Back Up: Mexican Tecno Pop 1980–1989 is the latest compilation from San Francisco label Dark Entries, giving new life (and death) to eerie deep cuts of Mexican goth, post-punk, and new wave. The collection is an impressive glimpse at synth-driven sounds that flourished at a time when rock ‘n’ roll and other youth subcultures were persecuted by government officials, turned bleaker by political turmoil, economic uncertainty, and the 1985 earthquake that devastated Mexico City. “Alfabeto,” by Década 2, is a pitch-black prayer for the words, ideas, and lives stolen from that generation, while El Escuadrón del Ritmo’s “Las Cucarachas” morphs from a surreal tale of roach infestation into a droning, chilling metaphor for citizen paranoia.
For Back Up, the team at Dark Entries cherry-picked a 2005 CD-only compilation of the same name, adding previously unreleased tracks and pressing it on vinyl for the first time. Openers “Pesadillas,” by Avant Garde, and “Cambios en el Tiempo,” by Vandana, layer spectral synths over punchy drum machines, setting the tone for campy dance-offs to come. While many parallels to British goth and German ambient can be drawn, the influential work of Carlos Robledo and his trailblazing projects SIZE and Casino Shanghai is also clear throughout, particularly on the vaporwave-esque “Cou Cou Bazar.”
Perhaps Back Up’s greatest achievement is the tolling of a bell that celebrates these artists as pioneers of a new Mexican sound, unfolding in parallel—if not ahead—of future global pop trends.
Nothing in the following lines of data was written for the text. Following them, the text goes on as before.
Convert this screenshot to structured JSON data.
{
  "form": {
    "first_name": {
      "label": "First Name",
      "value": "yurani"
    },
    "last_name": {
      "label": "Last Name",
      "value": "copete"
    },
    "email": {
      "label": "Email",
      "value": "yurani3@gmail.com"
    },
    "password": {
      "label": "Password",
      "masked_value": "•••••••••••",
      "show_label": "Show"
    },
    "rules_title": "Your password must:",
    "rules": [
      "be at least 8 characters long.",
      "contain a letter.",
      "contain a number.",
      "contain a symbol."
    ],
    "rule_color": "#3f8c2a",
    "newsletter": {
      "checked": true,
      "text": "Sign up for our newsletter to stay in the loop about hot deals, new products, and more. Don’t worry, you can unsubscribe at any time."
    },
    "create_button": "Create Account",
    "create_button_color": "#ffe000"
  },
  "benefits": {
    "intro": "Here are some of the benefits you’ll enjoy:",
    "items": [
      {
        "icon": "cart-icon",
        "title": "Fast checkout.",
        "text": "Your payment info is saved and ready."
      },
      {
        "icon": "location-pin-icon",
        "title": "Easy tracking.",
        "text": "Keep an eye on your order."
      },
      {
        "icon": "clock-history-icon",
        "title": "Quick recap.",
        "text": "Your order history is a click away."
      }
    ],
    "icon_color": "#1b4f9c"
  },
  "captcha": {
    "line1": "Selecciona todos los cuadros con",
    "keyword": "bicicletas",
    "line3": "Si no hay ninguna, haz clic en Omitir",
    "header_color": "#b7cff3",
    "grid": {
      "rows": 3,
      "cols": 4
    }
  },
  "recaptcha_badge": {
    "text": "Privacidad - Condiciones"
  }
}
The brittle percussion of Artefacto’s “Mundo Sin Viento” is a kindred spirit to Information Society’s mid-‘80s classic “What’s On Your Mind (Pure Energy),” while a sense of premonition threads through the bubblegum whimsy of Volti’s “Corazón,” practically foretelling the advent of Latin Freestyle on the U.S. East Coast.